Methods: 44 Sprague-Dawley rats received unilateral quinolinic acid (QA) injections into the left striatum, with 15 rats serving as controls. Ten days post-lesion, the animals received single-cell suspension grafts prepared from the whole ganglionic eminence of E15 GFP rat embryos. The rats received either ST (1 tract/2 deposits) or MT (9 tracts/18 deposits) grafts using a 2µl Hamilton’s syringe with a glass capillary. Both groups were injected with 480,000 cells in total. Prior to lesioning and grafting, the animals were tested in terms of spontaneous tasks sensitive to lateralized deficits, as well as for skilled forelimb use. Post surgery, the animals’ performances were again evaluated in this way as well as by apomorphine-induced rotation testing at 6 days after lesion and at 4, 8, and 12 weeks following transplantation. Next, the rats were processed for immunohistochemistry. Volumetric analysis associated with the lesion and the graft was carried out with image analysis software and a light microscope.

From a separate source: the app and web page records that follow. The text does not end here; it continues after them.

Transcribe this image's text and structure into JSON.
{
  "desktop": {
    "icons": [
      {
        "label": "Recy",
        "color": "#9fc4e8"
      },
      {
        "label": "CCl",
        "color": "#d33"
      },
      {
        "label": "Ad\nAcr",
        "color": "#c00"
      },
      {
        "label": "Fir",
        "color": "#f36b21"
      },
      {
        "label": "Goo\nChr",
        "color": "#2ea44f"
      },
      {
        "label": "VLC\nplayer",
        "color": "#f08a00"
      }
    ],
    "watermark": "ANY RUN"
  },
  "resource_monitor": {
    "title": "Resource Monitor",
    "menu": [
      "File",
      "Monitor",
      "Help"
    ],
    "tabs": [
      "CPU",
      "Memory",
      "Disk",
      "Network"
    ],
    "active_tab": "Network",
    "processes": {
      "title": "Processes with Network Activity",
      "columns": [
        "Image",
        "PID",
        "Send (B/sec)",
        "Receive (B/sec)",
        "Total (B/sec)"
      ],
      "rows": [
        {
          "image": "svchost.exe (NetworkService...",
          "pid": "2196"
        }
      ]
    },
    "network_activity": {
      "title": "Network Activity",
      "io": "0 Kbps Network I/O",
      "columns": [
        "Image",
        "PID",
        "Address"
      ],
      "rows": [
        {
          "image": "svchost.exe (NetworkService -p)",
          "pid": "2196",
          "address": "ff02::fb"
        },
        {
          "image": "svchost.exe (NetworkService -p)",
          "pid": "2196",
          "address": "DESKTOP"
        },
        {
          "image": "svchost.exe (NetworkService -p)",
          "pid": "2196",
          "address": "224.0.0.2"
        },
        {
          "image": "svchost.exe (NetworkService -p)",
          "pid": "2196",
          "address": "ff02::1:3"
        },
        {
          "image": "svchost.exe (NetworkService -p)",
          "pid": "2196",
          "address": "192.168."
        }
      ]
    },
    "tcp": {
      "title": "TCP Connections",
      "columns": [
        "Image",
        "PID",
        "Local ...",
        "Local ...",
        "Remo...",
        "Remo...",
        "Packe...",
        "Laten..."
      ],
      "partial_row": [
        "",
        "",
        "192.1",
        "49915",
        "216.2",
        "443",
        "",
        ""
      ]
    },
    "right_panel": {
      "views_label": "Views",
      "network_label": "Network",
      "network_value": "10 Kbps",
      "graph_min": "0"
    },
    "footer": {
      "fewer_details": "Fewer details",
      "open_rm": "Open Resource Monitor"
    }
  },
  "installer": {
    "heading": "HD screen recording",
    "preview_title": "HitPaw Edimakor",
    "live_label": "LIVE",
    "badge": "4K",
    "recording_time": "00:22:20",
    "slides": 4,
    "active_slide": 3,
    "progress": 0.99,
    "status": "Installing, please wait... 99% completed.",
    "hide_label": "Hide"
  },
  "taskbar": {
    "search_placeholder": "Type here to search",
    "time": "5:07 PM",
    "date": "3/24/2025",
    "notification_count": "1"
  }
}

Results: Unilateral QA lesion resulted in ipsilateral drug-induced rotation bias and functional deficits predominantly in contralateral limb and paw use. Graft-mediated behavioral improvement did not reach significance in either the skilled forelimb or the rotation tests. However, functional recovery was found in the table lift test. Immunohistochemistry revealed that the grafts were well developed in both transplantation groups, and consistently higher, but non-significant mean values were found in the MT group in terms of graft volume, DARPP-32, and TH patch volumes compared with the ST group. The work of counting DARPP-32-positive cells and further evaluation is still ongoing and will be presented at the conference.

Conclusions: The beneficial effects of multi-deposit microtransplantation seen in the rodent PD model could not be replicated in the striatal cell transplantation study using a rat HD model. Grafts in the MT group exhibited a tendency towards better cell survival, better graft development and more DARPP-32 and TH patches, which indicated that MT approach could be considered as a potential strategy which could likely produce favorable outcomes in further studies in the excitotoxic animal model of HD.